Cello is very much the last man standing of British television manufacturers, assembling components in its North of England factory to supply screens around the world at a very keen price, backed by UK-based telephone customer support.
With the Platinum range, Cello is making a determined push upmarket with high quality components while eschewing the industry trend for ever slimmer bezels in order to improve the sound output.
The sound output of modern televisions is so universally bad that a thriving market for sound bars has been created. The Cello approach is to build this sound bar into the television, producing a rich, deep bass and crisp, bright high notes. A vast improvement on what one would normally expect from a modern LCD TV with the added benefit of not requiring a rat’s nest of cables to set up. The aging warship, HMS Belfast, on which the launch of the range took place, was probably unprepared for Katy Perry blasting out over the decks to emphasise the quality of the Cello audio solution.
Cello has used high quality LCD panels with resolutions ranging from basic 720p all the way up to 4K, although sadly without HDR support at present. As well as Freeview HD and satellite tuners, the Platinum range also features Android 4.2 powered by an A7 CPU with 1gb RAM and 4gb of Flash storage. USB connectivity is available to increase the storage space if required, and Android itself clips along at a good pace (unlike many other smart TV’s that feel sluggish by comparison.) Unfortunately, there is no upgrade path to later versions of Android so other than what Cello’s inhouse team releases in the way of updates, the core operating system will remain unchanged during the lifetime of the TV.
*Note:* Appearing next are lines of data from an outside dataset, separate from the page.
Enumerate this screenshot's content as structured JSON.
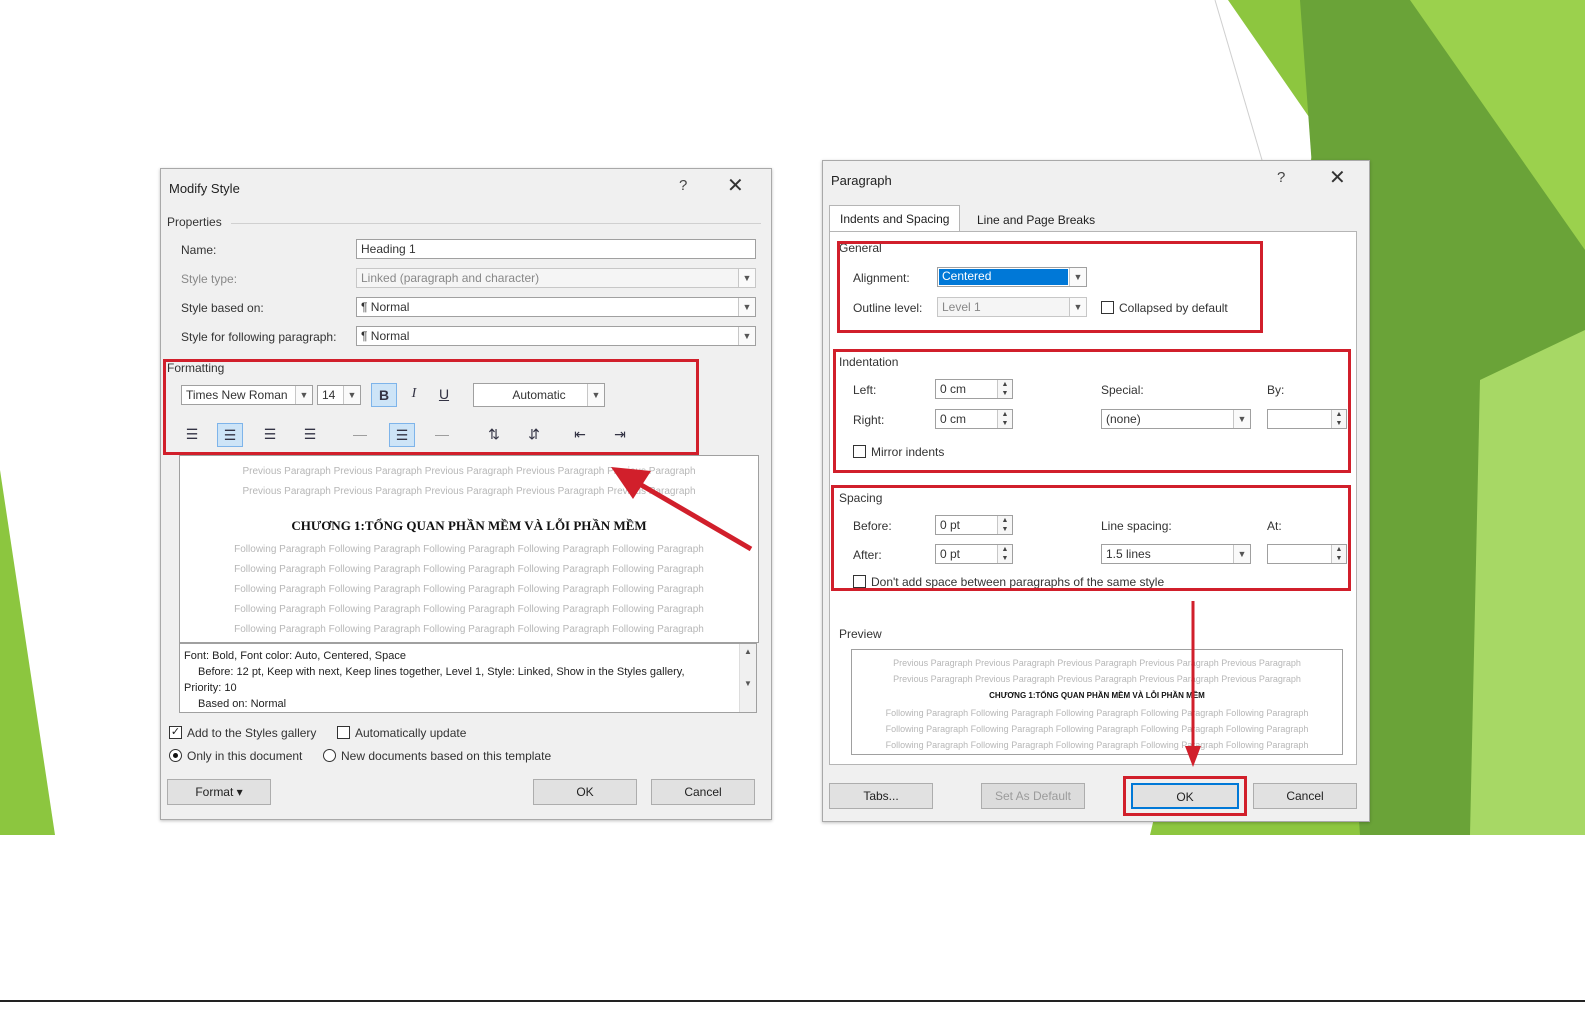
{
  "modify_style": {
    "title": "Modify Style",
    "help": "?",
    "close": "✕",
    "properties_label": "Properties",
    "name_label": "Name:",
    "name_value": "Heading 1",
    "style_type_label": "Style type:",
    "style_type_value": "Linked (paragraph and character)",
    "based_on_label": "Style based on:",
    "based_on_value": "¶ Normal",
    "following_label": "Style for following paragraph:",
    "following_value": "¶ Normal",
    "formatting_label": "Formatting",
    "font_value": "Times New Roman",
    "size_value": "14",
    "bold": "B",
    "italic": "I",
    "underline": "U",
    "color_value": "Automatic",
    "preview_prev_1": "Previous Paragraph Previous Paragraph Previous Paragraph Previous Paragraph Previous Paragraph",
    "preview_prev_2": "Previous Paragraph Previous Paragraph Previous Paragraph Previous Paragraph Previous Paragraph",
    "preview_heading": "CHƯƠNG 1:TỔNG QUAN PHẦN MỀM VÀ LỖI PHẦN MỀM",
    "preview_follow": "Following Paragraph Following Paragraph Following Paragraph Following Paragraph Following Paragraph",
    "desc_line1": "Font: Bold, Font color: Auto, Centered, Space",
    "desc_line2": "Before:  12 pt, Keep with next, Keep lines together, Level 1, Style: Linked, Show in the Styles gallery,",
    "desc_line3": "Priority: 10",
    "desc_line4": "Based on: Normal",
    "add_gallery_label": "Add to the Styles gallery",
    "auto_update_label": "Automatically update",
    "only_doc_label": "Only in this document",
    "new_docs_label": "New documents based on this template",
    "format_button": "Format ▾",
    "ok_button": "OK",
    "cancel_button": "Cancel"
  },
  "paragraph": {
    "title": "Paragraph",
    "help": "?",
    "close": "✕",
    "tab_indents": "Indents and Spacing",
    "tab_breaks": "Line and Page Breaks",
    "general_label": "General",
    "alignment_label": "Alignment:",
    "alignment_value": "Centered",
    "outline_label": "Outline level:",
    "outline_value": "Level 1",
    "collapsed_label": "Collapsed by default",
    "indentation_label": "Indentation",
    "left_label": "Left:",
    "left_value": "0 cm",
    "right_label": "Right:",
    "right_value": "0 cm",
    "special_label": "Special:",
    "special_value": "(none)",
    "by_label": "By:",
    "mirror_label": "Mirror indents",
    "spacing_label": "Spacing",
    "before_label": "Before:",
    "before_value": "0 pt",
    "after_label": "After:",
    "after_value": "0 pt",
    "line_spacing_label": "Line spacing:",
    "line_spacing_value": "1.5 lines",
    "at_label": "At:",
    "dont_add_label": "Don't add space between paragraphs of the same style",
    "preview_label": "Preview",
    "preview_prev": "Previous Paragraph Previous Paragraph Previous Paragraph Previous Paragraph Previous Paragraph",
    "preview_heading": "CHƯƠNG 1:TỔNG QUAN PHẦN MỀM VÀ LỖI PHẦN MỀM",
    "preview_follow": "Following Paragraph Following Paragraph Following Paragraph Following Paragraph Following Paragraph",
    "tabs_button": "Tabs...",
    "default_button": "Set As Default",
    "ok_button": "OK",
    "cancel_button": "Cancel"
  },
  "colors": {
    "highlight": "#d11f2b",
    "accent_green": "#8dc63f",
    "selection_blue": "#0078d7"
  }
}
As a plug-in-and-go solution, the Platinum range has much to recommend it, with bright, clear displays. The sound is particularly impressive and I can imagine a niche of users that will be overjoyed to be able to hear audio from their television that doesn’t sound like the strained output from a phone speaker. The inclusion of the Android OS opens users up to a range of applications and games far beyond those found on other smart TV’s.
However, those strengths can also be regarded as weaknesses. While the sound output is undeniably impressive, some purchasers may prefer to choose their own audio solution and with the advent of Amazon’s Fire TV, Google’s Chromecast and the Apple TV, the days of requiring a Smart TV are numbered – buyers are unlikely to want to be constrained by decisions made at the factory forever.
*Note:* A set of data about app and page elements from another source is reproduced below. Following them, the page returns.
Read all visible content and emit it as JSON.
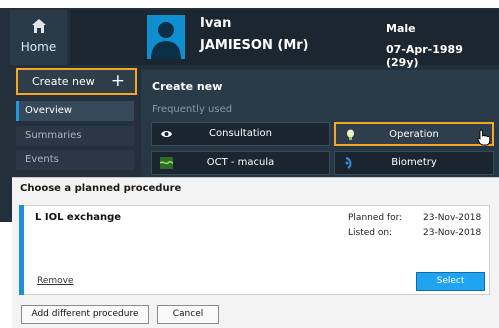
{
  "header": {
    "home_label": "Home",
    "patient": {
      "first_name": "Ivan",
      "last_name": "JAMIESON (Mr)",
      "gender": "Male",
      "dob": "07-Apr-1989 (29y)"
    }
  },
  "sidebar": {
    "create_new_label": "Create new",
    "create_new_plus": "+",
    "items": [
      {
        "label": "Overview",
        "active": true
      },
      {
        "label": "Summaries",
        "active": false
      },
      {
        "label": "Events",
        "active": false
      }
    ]
  },
  "main": {
    "title": "Create new",
    "frequently_used_label": "Frequently used",
    "tiles": [
      {
        "label": "Consultation",
        "icon": "eye-icon"
      },
      {
        "label": "Operation",
        "icon": "lightbulb-icon",
        "selected": true
      },
      {
        "label": "OCT - macula",
        "icon": "oct-scan-icon"
      },
      {
        "label": "Biometry",
        "icon": "biometry-icon"
      }
    ]
  },
  "dialog": {
    "title": "Choose a planned procedure",
    "procedure": {
      "name": "L IOL exchange",
      "planned_for_label": "Planned for:",
      "planned_for_value": "23-Nov-2018",
      "listed_on_label": "Listed on:",
      "listed_on_value": "23-Nov-2018",
      "remove_label": "Remove",
      "select_label": "Select"
    },
    "add_different_label": "Add different procedure",
    "cancel_label": "Cancel"
  },
  "colors": {
    "accent_orange": "#f5a623",
    "select_blue": "#20a3f0",
    "card_accent": "#1e90d6",
    "app_dark": "#23303c"
  }
}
It will be interesting to see where Cello take the Platinum brand over the next 12 months.